You may never have heard of Jack Fox, but you’ve probably heard his voice. Every day, hundreds of thousands of air travelers hear this former radio announcer warn them of the dangers of leaving unattended baggage or the risks of coming to the end of a moving walkway. More than 100 airports around the world benefit from his rich tones and smooth delivery.
But if you are blind, Jack Fox is much more than just a great voice to listen to. He is your window to the world. Since 1978, through his work with the American Printing House for the Blind, Jack has translated over 600 books and numerous magazines from print into highly listenable audiotapes.
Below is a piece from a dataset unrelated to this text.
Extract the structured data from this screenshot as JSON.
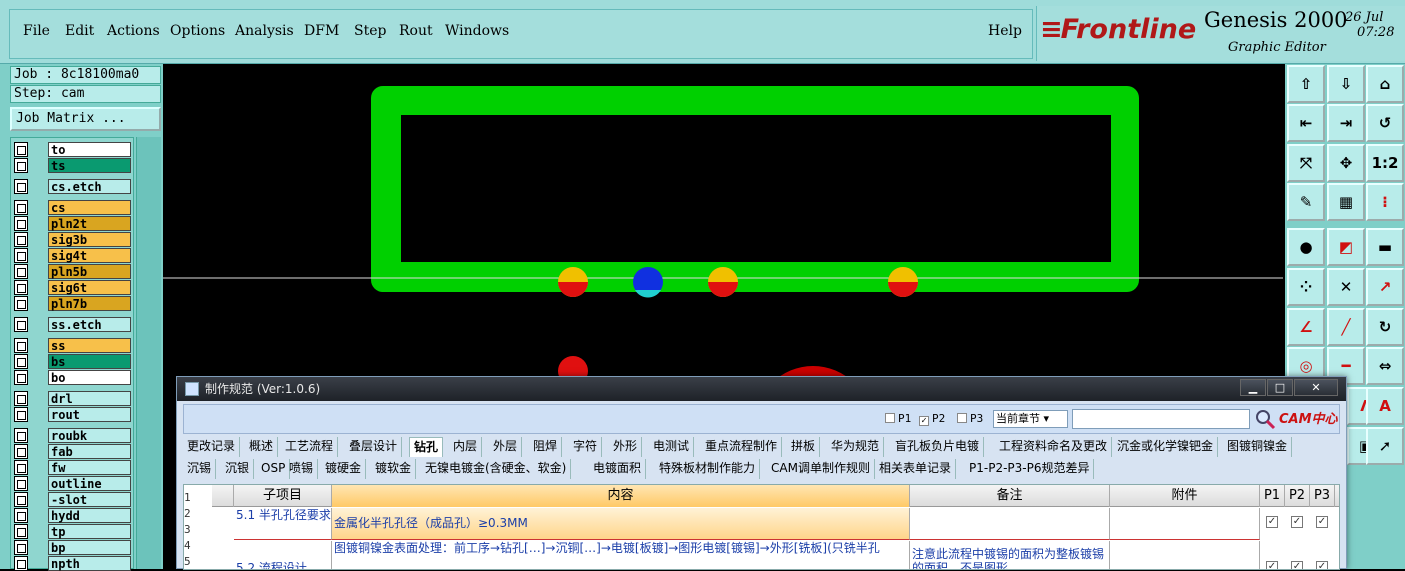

Through a program of the Library of Congress, blind people from around the country can check out a large selection of books and publications on tape and now CD. Jack says when he attends conventions for the blind, he is practically mobbed like a movie star. “It is very gratifying and very humbling,” he says with that gentle, sincere voice.
A resident of Louisville, Kentucky, Fox’s voice is well known to the residents of this city, as he was a radio personality at WHAS for nearly 30 years. He retired from his radio job in 1994 because he was uncomfortable with the “in-your-face” radio talk style that was emerging, and because he had found a way to provide income for his family that also provided the freedom his day-job couldn’t provide. Jack had become an Independent Business Owner (IBO), active in the Amway business opportunity in the early '90s, and he loved it. It not only provided him the income and freedom he was looking for, it was an intensely people-focused business.
Both Jack and his wife, who is a registered nurse, became involved. “We were attracted to the people side of the business,” said Jack. “We became involved because it offered the freedom to work in my terms, but what we really enjoyed were the people.” Jack’s wife also gained a much stronger interest and knowledge about nutrition and health through the business, so much so that she is now starting a private practice in nutrition and health consulting.
Even though the Amway business was providing the opportunity and freedom Jack needed to retire from his radio career, he says that things really kicked in when Amway evolved into Quixtar in 1999, and became a Web-centered business. “We really picked it up when it went to the Web,” he said. “Helping people, through the streamlining of the business with the Internet, was very enjoyable.”
The theme of teamwork and helping people keeps coming through in Jack’s conversation. He credits the leader of MarkerMan Productions, IBO Jody Victor, for mentoring him and providing a model for team development. “Things really started when we met Jody,” Jack said. “The focus on building a team plugged us into a bigger picture.” Jack also appreciates the values of the leaders of this business. “It’s nice to know that many of the principles we believe in are practiced in this business.”
Jack Fox is obviously enthusiastic about both his ongoing work as a voice talent and his career as an IBO. His daughter, Jill, is also a successful voice-over artist, and the two are marketing their services together nationally. Jack and Jill Fox sounds like a team that can climb any hill together, just like the team that Jack is proud to be a part of through Quixtar and MarkerMan Productions.